      • I like your idea about the "How Are We Being a Bad Witness?" series, but that's not the sort of thing we'd probably run as main posts. It's too self-referential. I'd happily welcome such feedback here in the comboxes though, or through email.

        Ok, but my guess is that there's going to be a lot of skepticism that the feedback will make much of an impact. That's certainly been my experience in a number of places, online and IRL.

        (I'd be much more interested in posting more original content from our atheist readers/​commenters, including interviews and guest posts. But other than a couple submissions that didn't meet our guidelines--due to length or tone--I've come up empty every time I've made the request.)

        Might you consider that they are concerned with the quality of the commenters (crucially: on both sides) and the way that decorum is enforced (per some viewpoints, very partially)?

        But this site receives 50-60k unique visitors per month, and that's been steadily climbing.

        Well, as long as you're sufficiently happy with that—especially with there being few guest posts on any other perspective—my suggestions are probably irrelevant.

      • VicqRuiz

        I'd be much more interested in posting more original content from our atheist readers/commenters, including interviews and guest posts.

        Brandon, quite a few of your articles by Catholics seem to be reposts from other Catholic sites. Why the insistence that atheist articles be "original content"?

        • Why the insistence that atheist articles be "original content"?

          Pending his own response, I'll venture my guess that he means "original to the author," not "original to this site." He has agreed to consider posting here an excerpt from an article on my own website. I'm working on the excerpt now.

  • Rob Abney

    In other words: no amount of trying to help us understand the distinctions will be accepted.

    • David Nickol
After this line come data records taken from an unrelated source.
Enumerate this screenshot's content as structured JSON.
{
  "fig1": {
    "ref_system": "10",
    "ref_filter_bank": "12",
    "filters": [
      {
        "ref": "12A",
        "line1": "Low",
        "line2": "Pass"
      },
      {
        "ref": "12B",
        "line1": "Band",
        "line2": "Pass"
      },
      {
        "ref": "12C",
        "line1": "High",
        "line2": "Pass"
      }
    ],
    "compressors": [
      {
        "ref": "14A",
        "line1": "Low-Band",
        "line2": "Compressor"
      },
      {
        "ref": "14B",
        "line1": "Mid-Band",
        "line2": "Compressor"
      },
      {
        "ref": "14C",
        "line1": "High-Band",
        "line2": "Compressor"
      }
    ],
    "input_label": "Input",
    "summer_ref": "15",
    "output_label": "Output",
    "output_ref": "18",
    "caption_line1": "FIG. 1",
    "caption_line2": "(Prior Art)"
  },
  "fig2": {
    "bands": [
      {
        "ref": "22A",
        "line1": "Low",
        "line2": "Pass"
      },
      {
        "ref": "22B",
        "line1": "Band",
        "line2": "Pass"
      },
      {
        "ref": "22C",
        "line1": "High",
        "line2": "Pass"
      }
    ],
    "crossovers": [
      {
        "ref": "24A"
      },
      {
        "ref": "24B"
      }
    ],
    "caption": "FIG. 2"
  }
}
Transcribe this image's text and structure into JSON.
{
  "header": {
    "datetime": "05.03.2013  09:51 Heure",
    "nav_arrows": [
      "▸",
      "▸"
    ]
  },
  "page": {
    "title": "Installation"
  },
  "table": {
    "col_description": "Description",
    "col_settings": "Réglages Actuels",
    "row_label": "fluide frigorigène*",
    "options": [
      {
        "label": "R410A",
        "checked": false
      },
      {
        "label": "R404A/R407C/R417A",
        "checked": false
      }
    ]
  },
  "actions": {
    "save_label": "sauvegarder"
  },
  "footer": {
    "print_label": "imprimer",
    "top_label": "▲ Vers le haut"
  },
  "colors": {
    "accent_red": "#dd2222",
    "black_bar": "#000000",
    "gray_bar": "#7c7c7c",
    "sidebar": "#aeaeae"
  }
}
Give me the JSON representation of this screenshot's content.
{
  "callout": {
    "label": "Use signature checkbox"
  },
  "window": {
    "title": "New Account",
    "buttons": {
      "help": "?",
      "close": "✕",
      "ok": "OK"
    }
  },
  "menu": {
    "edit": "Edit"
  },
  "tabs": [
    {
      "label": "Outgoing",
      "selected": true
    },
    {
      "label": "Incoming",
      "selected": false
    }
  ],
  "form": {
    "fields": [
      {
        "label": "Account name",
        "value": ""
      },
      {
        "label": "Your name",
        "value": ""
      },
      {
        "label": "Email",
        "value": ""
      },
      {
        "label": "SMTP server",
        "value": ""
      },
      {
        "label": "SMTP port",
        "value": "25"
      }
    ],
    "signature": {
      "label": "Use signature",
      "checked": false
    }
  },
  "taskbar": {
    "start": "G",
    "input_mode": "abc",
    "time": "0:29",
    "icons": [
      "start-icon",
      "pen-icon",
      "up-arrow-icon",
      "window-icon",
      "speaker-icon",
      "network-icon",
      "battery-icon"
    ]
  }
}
      It seems to me that Tommy is right unless the words and actions of the God of the Old Testament can be reasonably shown to say something true about the "real" God (the God of philosophy) without being taken literally. If Aquinas says that God cannot get angry. So, to take one example, Numbers 32:13 must not be taken literally: "So the anger of the LORD flared up against the Israelites and he made them wander in the wilderness forty years, until the whole generation that had done evil in the sight of the LORD had disappeared." If God cannot get angry, then there can be no "anger of the Lord," and if God cannot change and is outside of time, nothing having to do with him can "flare up."
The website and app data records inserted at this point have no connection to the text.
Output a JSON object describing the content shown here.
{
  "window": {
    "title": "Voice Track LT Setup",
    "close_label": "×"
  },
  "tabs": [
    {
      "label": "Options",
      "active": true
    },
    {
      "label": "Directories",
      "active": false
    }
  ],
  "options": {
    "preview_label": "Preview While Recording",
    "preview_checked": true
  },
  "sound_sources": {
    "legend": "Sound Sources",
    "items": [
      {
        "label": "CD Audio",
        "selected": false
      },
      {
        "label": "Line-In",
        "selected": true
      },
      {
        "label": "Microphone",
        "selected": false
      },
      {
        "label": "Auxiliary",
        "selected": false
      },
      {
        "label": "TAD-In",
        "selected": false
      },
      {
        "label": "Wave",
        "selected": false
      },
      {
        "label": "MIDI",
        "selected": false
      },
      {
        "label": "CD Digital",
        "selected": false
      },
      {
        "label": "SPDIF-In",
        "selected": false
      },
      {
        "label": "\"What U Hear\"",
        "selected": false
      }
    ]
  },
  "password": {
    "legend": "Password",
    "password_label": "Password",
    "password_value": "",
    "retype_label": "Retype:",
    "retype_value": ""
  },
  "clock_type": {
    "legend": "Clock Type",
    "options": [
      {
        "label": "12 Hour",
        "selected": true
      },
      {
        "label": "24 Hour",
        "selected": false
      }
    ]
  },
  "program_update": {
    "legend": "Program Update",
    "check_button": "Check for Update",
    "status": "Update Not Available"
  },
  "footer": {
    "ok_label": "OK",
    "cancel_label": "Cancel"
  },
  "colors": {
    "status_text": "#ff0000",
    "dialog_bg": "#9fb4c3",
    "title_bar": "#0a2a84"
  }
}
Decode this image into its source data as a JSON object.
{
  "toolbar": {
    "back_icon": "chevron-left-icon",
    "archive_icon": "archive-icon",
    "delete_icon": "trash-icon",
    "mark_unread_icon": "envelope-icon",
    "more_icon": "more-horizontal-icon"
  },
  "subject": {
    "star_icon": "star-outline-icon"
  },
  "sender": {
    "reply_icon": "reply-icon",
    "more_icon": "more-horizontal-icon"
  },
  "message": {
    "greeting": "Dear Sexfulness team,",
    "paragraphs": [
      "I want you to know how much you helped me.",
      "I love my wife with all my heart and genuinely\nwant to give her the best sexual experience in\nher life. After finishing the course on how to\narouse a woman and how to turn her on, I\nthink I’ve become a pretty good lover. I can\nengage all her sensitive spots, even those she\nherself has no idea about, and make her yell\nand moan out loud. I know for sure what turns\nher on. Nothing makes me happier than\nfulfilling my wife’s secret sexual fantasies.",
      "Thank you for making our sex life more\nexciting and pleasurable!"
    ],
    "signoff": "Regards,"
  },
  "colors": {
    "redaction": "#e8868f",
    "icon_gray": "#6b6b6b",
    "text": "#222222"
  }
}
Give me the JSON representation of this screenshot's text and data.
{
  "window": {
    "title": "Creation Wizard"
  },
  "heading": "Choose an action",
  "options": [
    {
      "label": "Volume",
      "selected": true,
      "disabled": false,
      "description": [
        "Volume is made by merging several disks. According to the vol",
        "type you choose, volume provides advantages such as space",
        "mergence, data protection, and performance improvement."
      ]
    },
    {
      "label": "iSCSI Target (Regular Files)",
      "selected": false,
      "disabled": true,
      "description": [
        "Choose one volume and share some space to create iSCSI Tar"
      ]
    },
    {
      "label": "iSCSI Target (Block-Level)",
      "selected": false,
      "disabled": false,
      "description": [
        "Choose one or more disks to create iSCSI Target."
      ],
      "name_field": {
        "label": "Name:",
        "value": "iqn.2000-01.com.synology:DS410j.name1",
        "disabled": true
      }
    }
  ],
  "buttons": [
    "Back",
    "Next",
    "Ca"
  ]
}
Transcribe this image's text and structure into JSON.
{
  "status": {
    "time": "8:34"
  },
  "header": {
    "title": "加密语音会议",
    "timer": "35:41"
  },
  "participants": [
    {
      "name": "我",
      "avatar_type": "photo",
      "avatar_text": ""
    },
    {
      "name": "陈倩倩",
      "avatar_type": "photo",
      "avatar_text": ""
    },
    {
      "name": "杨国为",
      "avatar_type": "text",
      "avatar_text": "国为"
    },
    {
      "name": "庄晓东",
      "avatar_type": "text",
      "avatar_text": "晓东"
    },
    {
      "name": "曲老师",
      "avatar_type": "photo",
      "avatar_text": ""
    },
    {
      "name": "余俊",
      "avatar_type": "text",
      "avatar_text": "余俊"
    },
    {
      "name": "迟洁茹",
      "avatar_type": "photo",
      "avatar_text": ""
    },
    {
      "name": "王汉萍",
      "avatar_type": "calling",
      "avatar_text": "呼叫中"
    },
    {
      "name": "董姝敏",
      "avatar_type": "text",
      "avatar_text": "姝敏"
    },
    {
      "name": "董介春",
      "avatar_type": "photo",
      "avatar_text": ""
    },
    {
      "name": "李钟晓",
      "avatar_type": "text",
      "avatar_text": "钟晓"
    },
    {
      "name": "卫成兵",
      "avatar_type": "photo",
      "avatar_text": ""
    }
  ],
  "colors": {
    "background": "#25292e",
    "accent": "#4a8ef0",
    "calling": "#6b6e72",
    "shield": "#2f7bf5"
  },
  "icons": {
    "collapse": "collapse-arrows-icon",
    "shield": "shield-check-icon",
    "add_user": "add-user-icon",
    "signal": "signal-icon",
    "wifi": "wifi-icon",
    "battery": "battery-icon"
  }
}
      • Rob Abney

        Yes, I'm glad that Tommy contributes his deep thoughts here!
        Here is how I would see God's anger flaring up. I am sitting by a nice warm campfire that is contained in a fire ring. Stupidly I decide to put my hand into the flame to demonstrate to my fellow beer drinkers that I don't have to abide by the rules of nature. I then proclaim that the fire was suddenly hotter.
        When you go against reality, reality shows its unforgiving nature; it was there all along.

      • Jim (hillclimber)
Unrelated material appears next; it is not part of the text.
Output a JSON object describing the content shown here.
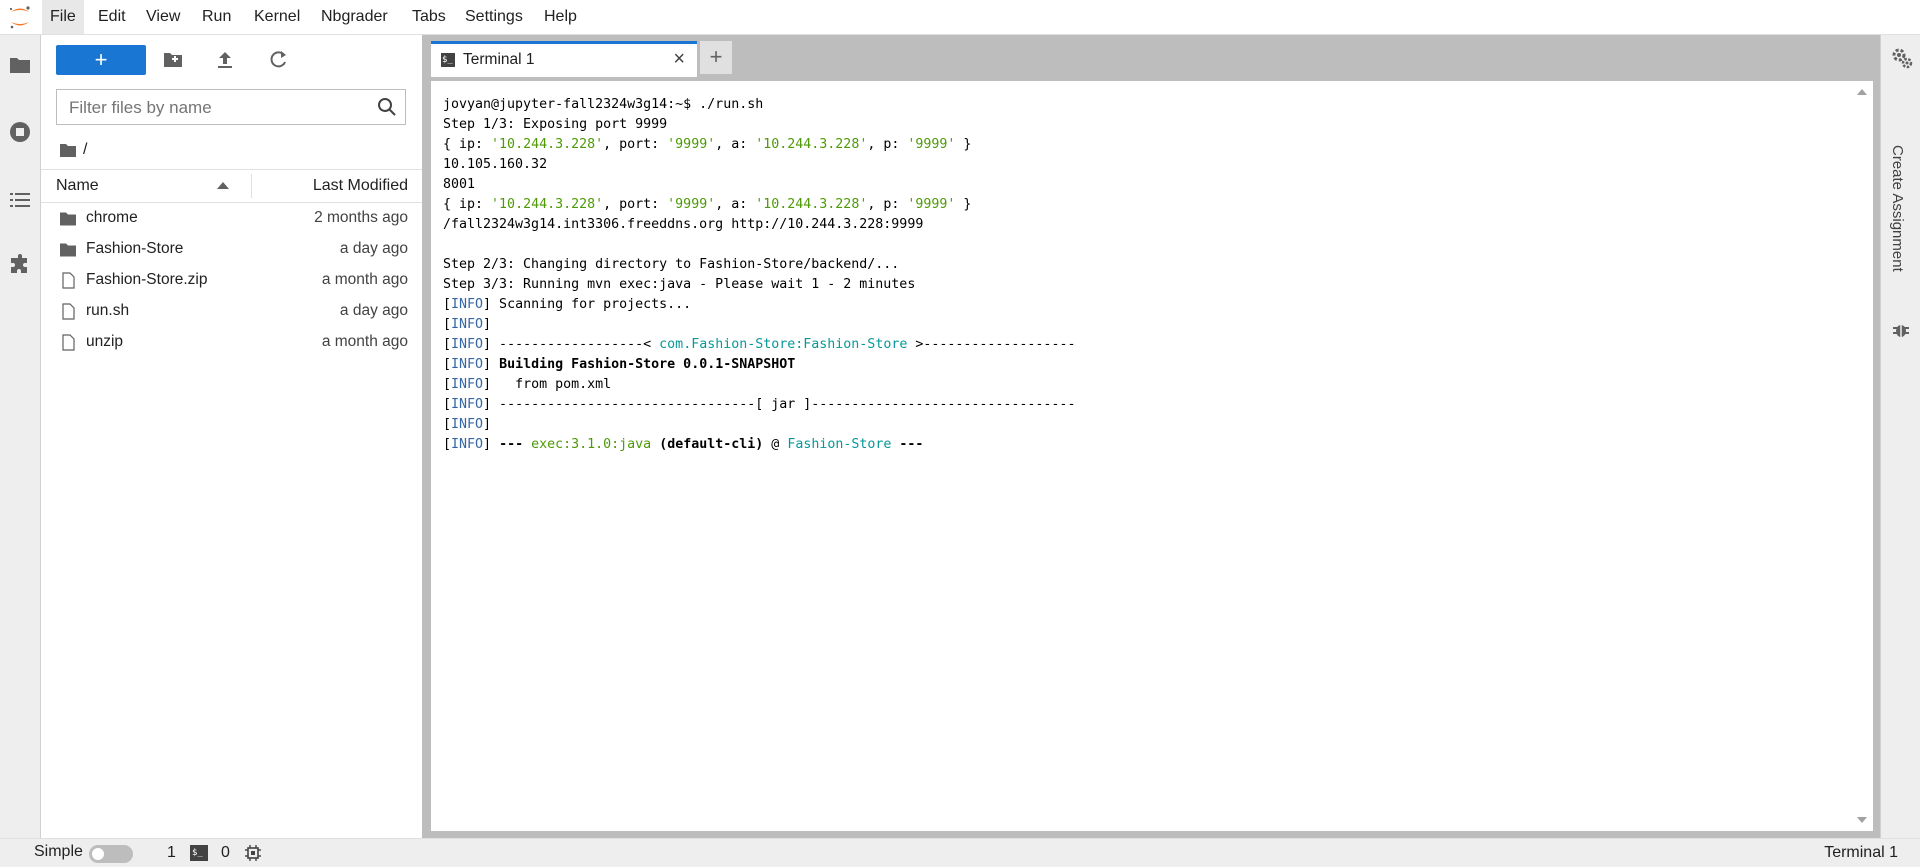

        But it's not as though the only two choices on our interpretive menu are "literal" and "metaphorical". Usually multiple literal interpretations are on offer for any given word.

        Anger can literally refer to the (good) passion to set things right, and anger can literally refer to the (bad) irrational flare-up of the ego that often ensues when that passion is engaged.

        (I was happy to find via google that the above distinction is also made by Aquinas: "... evil may be found in anger, when, to wit, one is angry, more or less than right reason demands. But if one is angry in accordance with right reason, one's anger is deserving of praise.")

        Anger as understood in the first sense is ascribable to the God of philosophy. Anger as understood in the "hissy fit" sense is not. If there is a place where Aquinas denies the first possibility, I'd be curious to read the full context.

        A possible literal rendering of your Numbers passage might be something along the lines of:

        "So the love of rightness that is (eternally) in the LORD became manifest in an intense way at that time ... "

  • OMG

    Valuable beautiful worthwhile pragmatic. Grateful.